The National Refining Company, SONARA, is on the verge of boosting its production capacity. The move to increase output has seen the country’s lone petroleum refining facility shut down since Sunday April 15, 2018. Officials of SONARA say the “programmed” shutdown for technical rehabilitation is expected to last till July 2018. The rehabilitation works will enable SONARA to connect phase one of their extension and modernization project to existing installations in relation to the end of the first phase of the SONARA project. Once completed, production capacity will jump to 3.5 million tons per annum, up from 2.1 million tons per year.
Though production has been temporarily stopped, supply will not be affected, Ibrahim Talba Malla, General Manager of SONARA assured. “Measures have been taken to ensure the continuous supply of refined petroleum products to the national market until the relaunch of production,” the General Manager stated in a press release.

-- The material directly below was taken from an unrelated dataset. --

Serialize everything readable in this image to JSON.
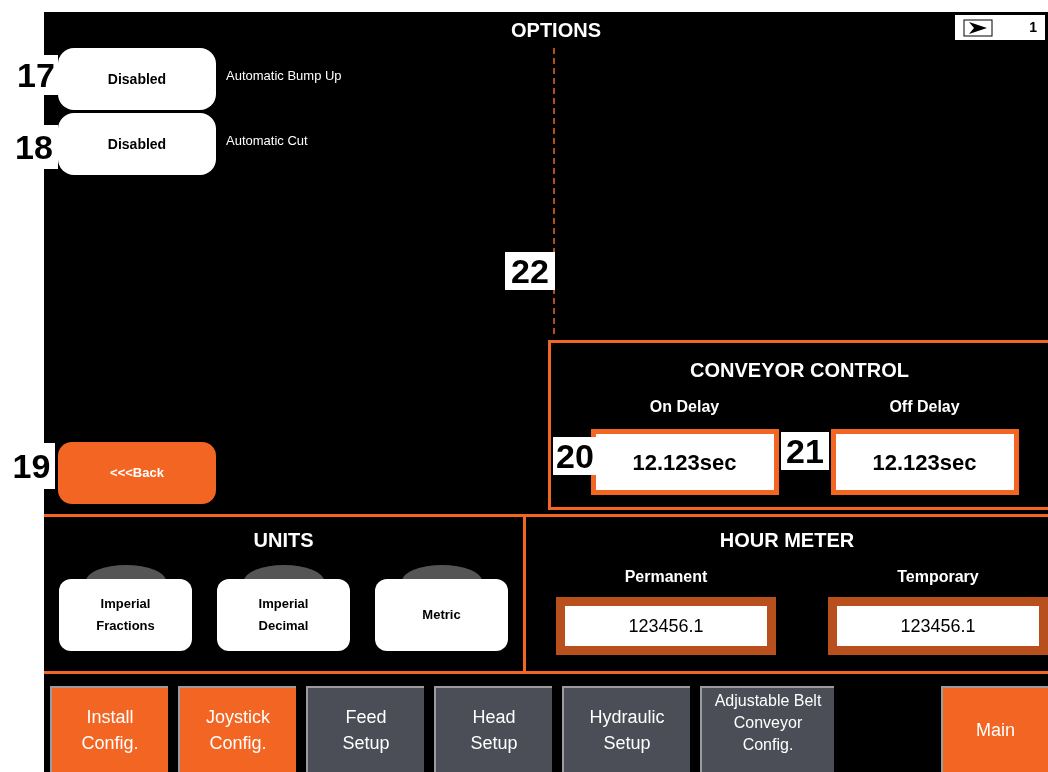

According to Blasius Ngome, Director of Public Relations, Communication and Translations of SONARA, the shutdown for maintenance is periodic – every five years. He said enough stock of petroleum products is always kept to respond to local demand during such periods of stoppage.

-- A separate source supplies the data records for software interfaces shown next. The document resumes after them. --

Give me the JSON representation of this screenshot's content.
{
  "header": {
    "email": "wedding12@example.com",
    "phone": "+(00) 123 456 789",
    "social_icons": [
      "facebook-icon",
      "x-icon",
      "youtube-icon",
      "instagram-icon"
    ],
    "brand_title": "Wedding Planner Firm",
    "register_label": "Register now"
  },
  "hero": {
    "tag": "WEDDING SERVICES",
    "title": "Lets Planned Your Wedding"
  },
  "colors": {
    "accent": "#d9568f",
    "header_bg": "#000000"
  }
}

It should be noted that the ongoing refurbishment is thanks to President Paul Biya’s government’s efforts to source the funds. On Wednesday April 4, 2018, the Minister of the Economy, Planning and Regional Development, Alamine Ousmane Mey contracted an FCFA 44.6 billion loan from the International Islamic Trade Finance Corporation (IFTC); an autonomous entity within the Islamic Development Bank Group. The signing of the Murabaha loan accord with officials of the multilateral finance institution took place in Tunis, capital of Tunisia, on the sideline of the 43rd annual meeting of the Islamic Development Bank.
During the signing ceremony, Minister Alamine on behalf of the Head of State and the people of Cameroon thanked the development bank for their efforts in supporting the county’s development.
According to Cameroon government officials, the mobilised resources will enable the country’s lone oil refinery to increase its importation of petroleum crude, with the ultimate goal to diversify production in a bid to satisfy national and sub-regional demand.
The financing falls in line with government’s support to strategic sectors of the economy. It’s coming at a time SONARA has been pursuing a refurbishment and modernisation programme of its installations since 2005.
Since it officially kicked off production in 1981, SONARA has been putting at the disposal of the market petroleum products namely: butane, gasoline, jet fuel, kerosene, fuel oil, distillate and fuel oil.